During his remarks before the United Nations yesterday, President Obama made a reference to the killing of Michael Brown and the resulting tensions in Ferguson, Missouri, noting that while America has its difficulties, we are also “a country that has steadily worked to address our problems, to make our union more perfect, to bridge the divides that existed at the founding of this nation.”
To Bryan Fischer, this was just another perfect example of Obama’s unrelenting contempt for this country, saying on his radio program today that any objective observer can see that Obama fundamentally hates America.
After playing an audio clip of Obama’s remarks, Fischer slammed the president for “dragging America’s dirty laundry out in front of the eyes of the entire world to make the world think bad thoughts about America, again acknowledging that America is the source of all the evil in the world … Every time that he talks to the world, he has to say something that is condemning and critical of the United States of America.”
“Anybody listening to one of his international speeches and just was being objective,” Fischer said, “they would have to come to the conclusion … [that] this is a guy who that does not like the United States of America”:
For the record, here is the section of President Obama’s speech that Fischer believes is proof that he fundamentally hates America:
I realize that America’s critics will be quick to point out that at times we too have failed to live up to our ideals; that America has plenty of problems within its own borders.
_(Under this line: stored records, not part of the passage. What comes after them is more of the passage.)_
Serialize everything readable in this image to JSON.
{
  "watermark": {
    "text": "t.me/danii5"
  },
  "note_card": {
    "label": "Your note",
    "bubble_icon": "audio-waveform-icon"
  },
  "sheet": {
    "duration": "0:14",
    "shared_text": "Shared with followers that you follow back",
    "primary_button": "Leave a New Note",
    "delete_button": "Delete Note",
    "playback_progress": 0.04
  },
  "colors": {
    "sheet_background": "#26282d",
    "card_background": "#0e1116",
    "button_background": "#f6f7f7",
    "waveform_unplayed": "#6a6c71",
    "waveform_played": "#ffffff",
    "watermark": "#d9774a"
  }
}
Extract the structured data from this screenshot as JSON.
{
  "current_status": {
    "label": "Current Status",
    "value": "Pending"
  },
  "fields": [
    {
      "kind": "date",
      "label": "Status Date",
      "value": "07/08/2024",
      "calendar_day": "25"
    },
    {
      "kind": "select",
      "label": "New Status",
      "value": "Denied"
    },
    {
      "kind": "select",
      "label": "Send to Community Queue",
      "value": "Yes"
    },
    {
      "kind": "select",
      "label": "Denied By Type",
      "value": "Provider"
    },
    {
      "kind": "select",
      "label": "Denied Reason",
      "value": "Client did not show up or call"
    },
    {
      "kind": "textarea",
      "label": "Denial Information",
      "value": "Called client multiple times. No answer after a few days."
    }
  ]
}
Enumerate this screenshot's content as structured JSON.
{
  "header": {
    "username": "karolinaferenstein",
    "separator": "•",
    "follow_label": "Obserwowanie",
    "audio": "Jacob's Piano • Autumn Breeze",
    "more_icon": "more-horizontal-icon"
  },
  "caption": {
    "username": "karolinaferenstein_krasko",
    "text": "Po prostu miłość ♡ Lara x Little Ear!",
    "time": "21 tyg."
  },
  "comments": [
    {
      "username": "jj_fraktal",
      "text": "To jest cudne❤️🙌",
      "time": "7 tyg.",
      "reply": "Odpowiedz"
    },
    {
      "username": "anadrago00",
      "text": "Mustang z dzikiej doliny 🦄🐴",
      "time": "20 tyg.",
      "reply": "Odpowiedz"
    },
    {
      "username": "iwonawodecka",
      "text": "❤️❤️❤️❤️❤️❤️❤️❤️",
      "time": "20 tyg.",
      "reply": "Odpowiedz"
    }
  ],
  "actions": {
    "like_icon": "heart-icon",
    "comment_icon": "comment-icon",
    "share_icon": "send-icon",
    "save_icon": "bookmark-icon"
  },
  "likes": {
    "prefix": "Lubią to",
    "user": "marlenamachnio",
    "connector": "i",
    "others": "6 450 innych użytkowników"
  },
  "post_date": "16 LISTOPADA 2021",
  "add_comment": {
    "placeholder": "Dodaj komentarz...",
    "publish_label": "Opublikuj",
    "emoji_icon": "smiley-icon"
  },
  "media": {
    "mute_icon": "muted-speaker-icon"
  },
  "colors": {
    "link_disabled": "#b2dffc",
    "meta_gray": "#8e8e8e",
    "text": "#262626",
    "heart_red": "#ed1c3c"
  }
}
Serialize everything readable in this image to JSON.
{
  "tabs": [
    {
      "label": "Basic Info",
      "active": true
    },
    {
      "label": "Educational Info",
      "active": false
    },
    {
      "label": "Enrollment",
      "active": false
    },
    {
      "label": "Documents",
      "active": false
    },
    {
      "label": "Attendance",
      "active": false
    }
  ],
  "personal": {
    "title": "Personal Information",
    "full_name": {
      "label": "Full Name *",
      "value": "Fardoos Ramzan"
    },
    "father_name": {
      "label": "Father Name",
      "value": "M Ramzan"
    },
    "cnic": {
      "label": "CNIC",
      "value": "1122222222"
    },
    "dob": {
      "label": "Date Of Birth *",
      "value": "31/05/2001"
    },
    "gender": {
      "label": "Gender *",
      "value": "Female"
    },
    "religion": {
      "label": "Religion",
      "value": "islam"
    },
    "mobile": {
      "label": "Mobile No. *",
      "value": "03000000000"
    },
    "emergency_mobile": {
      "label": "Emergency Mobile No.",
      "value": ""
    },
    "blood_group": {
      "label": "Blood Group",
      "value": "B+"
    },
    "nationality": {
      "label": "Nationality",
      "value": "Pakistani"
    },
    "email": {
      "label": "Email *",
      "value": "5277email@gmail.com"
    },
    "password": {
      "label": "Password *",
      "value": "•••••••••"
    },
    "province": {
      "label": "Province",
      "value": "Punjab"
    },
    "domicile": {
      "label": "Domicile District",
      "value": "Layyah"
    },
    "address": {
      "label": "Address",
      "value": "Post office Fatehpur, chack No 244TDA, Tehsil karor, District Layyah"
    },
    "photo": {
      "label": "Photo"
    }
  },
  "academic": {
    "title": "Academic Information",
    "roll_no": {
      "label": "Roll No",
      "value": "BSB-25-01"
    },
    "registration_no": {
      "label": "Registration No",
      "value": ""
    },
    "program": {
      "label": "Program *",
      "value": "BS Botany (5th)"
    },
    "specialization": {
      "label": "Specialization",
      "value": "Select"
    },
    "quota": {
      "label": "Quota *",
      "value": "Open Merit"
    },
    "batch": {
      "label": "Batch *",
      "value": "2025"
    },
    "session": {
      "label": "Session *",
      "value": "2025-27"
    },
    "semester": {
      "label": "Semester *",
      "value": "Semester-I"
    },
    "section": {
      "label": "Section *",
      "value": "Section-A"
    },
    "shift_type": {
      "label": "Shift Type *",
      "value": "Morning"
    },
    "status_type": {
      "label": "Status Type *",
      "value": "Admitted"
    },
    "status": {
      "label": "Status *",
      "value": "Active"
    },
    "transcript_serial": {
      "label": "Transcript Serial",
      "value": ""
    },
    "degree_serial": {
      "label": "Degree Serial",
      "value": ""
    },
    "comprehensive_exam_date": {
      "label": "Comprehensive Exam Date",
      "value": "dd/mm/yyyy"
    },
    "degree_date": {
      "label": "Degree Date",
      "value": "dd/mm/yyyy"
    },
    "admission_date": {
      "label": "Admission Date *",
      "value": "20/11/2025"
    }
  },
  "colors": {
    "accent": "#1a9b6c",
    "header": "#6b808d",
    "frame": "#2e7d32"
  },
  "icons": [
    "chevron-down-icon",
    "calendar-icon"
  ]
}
This is true. In a summer marked by instability in the Middle East and Eastern Europe, I know the world also took notice of the small American city of Ferguson, Missouri — where a young man was killed, and a community was divided. So, yes, we have our own racial and ethnic tensions. And like every country, we continually wrestle with how to reconcile the vast changes wrought by globalization and greater diversity with the traditions that we hold dear.
But we welcome the scrutiny of the world — because what you see in America is a country that has steadily worked to address our problems, to make our union more perfect, to bridge the divides that existed at the founding of this nation. America is not the same as it was 100 years ago, or 50 years ago, or even a decade ago. Because we fight for our ideals, and we are willing to criticize ourselves when we fall short. Because we hold our leaders accountable, and insist on a free press and independent judiciary. Because we address our differences in the open space of democracy — with respect for the rule of law; with a place for people of every race and every religion; and with an unyielding belief in the ability of individual men and women to change their communities and their circumstances and their countries for the better.